» Work to be completed
Scan the data below and pick out the lines containing the word "Users".

-----

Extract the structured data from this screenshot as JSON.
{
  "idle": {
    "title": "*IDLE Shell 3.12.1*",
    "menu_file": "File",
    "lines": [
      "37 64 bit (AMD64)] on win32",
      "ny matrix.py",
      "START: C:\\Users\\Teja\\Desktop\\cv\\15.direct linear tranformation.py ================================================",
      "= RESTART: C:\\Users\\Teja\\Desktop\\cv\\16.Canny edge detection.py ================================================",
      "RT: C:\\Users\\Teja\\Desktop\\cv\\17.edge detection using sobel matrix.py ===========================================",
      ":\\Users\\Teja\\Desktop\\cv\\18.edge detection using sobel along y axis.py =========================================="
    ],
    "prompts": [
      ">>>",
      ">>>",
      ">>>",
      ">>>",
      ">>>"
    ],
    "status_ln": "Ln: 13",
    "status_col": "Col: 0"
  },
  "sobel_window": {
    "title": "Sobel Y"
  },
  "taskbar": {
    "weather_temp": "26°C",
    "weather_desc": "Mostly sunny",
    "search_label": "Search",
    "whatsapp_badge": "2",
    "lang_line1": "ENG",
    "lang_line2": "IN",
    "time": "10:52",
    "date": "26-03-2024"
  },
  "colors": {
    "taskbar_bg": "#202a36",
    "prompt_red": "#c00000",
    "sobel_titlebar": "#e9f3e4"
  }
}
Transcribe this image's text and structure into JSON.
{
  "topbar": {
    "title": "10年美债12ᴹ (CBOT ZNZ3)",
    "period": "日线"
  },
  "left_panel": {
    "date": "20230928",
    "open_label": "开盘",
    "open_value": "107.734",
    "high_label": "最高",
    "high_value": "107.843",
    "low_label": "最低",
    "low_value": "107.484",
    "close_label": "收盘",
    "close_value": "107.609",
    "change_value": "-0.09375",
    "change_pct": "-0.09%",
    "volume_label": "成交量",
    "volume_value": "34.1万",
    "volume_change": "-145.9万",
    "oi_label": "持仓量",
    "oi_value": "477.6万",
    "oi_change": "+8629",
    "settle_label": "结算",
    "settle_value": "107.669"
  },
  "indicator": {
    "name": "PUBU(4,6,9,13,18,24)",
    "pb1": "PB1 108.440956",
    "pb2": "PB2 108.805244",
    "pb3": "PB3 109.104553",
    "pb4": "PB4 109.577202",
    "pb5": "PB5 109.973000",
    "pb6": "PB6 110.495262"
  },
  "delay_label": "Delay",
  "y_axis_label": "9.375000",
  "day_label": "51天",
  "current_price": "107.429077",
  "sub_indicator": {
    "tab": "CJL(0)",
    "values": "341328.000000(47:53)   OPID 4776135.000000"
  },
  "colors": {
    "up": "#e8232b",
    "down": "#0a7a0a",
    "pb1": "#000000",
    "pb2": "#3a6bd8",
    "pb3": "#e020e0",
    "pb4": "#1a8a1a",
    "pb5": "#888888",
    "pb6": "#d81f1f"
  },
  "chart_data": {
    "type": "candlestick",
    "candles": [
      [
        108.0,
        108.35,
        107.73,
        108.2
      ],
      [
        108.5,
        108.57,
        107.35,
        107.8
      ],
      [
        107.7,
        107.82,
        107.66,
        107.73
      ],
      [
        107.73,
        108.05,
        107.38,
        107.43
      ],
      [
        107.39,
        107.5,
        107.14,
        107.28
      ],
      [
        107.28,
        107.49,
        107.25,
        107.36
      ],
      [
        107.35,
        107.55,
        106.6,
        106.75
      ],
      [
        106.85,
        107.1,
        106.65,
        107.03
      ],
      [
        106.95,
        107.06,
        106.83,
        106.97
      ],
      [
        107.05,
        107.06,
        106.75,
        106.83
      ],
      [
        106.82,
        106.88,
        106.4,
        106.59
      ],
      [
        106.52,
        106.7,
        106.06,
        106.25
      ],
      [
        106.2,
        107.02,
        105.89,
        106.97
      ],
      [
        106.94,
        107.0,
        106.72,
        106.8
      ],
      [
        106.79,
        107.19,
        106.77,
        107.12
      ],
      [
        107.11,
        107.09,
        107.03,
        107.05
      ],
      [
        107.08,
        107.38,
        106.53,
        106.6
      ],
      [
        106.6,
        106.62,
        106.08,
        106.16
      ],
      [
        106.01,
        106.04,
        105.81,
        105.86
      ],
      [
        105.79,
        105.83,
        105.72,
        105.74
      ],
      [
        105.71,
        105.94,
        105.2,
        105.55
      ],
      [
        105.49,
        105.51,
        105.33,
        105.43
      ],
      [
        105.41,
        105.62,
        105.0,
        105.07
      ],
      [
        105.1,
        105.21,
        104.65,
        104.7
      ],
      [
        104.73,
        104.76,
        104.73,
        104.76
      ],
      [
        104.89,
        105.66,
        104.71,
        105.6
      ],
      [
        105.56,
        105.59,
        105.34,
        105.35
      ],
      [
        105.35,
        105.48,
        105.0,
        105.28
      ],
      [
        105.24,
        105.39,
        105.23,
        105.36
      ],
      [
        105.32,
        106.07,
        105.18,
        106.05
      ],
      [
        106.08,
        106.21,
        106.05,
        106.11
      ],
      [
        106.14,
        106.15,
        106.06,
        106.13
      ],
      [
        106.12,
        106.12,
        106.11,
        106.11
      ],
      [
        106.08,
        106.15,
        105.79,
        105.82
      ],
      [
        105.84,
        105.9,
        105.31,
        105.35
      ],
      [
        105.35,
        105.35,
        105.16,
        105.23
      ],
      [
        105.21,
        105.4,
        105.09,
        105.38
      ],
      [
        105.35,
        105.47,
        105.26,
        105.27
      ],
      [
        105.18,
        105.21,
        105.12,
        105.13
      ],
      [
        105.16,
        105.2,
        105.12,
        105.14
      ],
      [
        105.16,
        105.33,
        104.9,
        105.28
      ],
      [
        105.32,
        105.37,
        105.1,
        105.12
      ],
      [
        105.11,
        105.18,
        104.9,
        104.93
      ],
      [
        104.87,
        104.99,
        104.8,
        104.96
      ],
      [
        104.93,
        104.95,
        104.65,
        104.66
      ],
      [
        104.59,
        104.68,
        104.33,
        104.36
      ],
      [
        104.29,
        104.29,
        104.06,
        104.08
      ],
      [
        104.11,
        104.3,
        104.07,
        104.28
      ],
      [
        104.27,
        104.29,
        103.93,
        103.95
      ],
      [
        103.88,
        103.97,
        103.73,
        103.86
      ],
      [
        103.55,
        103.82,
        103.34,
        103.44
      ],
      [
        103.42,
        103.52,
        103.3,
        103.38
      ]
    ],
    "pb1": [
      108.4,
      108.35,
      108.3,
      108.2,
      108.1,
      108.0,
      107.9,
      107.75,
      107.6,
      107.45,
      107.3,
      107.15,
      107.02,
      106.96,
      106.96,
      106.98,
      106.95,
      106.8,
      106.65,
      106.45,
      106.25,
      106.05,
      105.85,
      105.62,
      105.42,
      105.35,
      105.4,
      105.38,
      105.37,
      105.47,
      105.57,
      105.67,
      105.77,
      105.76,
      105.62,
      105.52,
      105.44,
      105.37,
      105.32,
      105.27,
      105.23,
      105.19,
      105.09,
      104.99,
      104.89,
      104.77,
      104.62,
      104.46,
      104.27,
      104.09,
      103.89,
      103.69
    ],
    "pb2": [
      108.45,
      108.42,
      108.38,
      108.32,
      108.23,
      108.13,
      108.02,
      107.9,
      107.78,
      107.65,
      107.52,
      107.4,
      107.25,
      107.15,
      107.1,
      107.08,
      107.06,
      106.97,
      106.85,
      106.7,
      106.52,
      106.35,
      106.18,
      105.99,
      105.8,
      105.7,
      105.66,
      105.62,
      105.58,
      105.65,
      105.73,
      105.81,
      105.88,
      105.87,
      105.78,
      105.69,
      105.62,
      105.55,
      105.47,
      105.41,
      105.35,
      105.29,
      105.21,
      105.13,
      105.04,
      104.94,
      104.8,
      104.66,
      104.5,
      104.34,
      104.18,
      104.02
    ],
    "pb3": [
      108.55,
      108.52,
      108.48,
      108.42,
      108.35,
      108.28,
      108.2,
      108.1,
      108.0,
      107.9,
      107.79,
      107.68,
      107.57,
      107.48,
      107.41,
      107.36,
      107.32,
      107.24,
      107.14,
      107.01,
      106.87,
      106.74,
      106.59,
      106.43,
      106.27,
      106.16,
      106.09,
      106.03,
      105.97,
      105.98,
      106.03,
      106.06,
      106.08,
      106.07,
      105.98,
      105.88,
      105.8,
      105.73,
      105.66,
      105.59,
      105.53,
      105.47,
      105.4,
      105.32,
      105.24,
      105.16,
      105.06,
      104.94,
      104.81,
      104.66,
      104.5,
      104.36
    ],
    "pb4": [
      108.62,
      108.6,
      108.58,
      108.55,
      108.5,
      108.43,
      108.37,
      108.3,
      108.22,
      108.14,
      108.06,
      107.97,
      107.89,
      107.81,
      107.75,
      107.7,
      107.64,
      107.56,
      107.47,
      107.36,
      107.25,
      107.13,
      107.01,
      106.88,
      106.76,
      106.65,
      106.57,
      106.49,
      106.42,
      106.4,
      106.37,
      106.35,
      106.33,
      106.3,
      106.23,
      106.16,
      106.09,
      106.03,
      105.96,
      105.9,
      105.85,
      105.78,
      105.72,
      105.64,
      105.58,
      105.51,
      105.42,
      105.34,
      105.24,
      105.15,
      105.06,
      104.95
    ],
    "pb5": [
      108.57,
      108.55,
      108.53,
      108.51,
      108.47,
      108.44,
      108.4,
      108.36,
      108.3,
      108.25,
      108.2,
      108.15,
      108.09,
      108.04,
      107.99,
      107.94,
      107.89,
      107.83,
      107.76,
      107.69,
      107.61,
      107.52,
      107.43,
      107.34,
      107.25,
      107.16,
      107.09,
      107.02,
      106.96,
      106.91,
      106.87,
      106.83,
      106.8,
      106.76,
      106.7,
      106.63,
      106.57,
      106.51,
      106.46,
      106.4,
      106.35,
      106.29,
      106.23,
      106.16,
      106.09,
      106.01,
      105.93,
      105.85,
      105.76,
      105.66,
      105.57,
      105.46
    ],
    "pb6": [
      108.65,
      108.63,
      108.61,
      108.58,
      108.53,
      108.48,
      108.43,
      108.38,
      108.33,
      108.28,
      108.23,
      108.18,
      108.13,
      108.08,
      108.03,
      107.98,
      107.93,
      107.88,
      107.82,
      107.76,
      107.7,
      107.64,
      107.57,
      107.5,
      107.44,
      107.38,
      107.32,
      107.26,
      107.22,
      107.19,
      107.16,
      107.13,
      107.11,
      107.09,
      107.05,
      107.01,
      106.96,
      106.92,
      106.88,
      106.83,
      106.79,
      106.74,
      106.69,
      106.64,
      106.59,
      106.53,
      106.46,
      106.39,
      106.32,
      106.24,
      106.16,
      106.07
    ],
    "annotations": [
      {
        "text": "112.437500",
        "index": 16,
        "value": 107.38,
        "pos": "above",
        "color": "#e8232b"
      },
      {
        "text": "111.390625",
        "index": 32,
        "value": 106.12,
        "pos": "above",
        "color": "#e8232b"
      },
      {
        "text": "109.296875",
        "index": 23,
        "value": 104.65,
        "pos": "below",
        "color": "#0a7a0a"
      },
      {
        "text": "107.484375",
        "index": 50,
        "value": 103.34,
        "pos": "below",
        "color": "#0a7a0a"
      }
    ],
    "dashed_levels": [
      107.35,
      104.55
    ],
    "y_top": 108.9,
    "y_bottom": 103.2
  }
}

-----

» Solution to the exercise
      "START: C:\\Users\\Teja\\Desktop\\cv\\15.direct linear tranformation.py ================================================",
      "= RESTART: C:\\Users\\Teja\\Desktop\\cv\\16.Canny edge detection.py ================================================",
      "RT: C:\\Users\\Teja\\Desktop\\cv\\17.edge detection using sobel matrix.py ===========================================",
      ":\\Users\\Teja\\Desktop\\cv\\18.edge detection using sobel along y axis.py =========================================="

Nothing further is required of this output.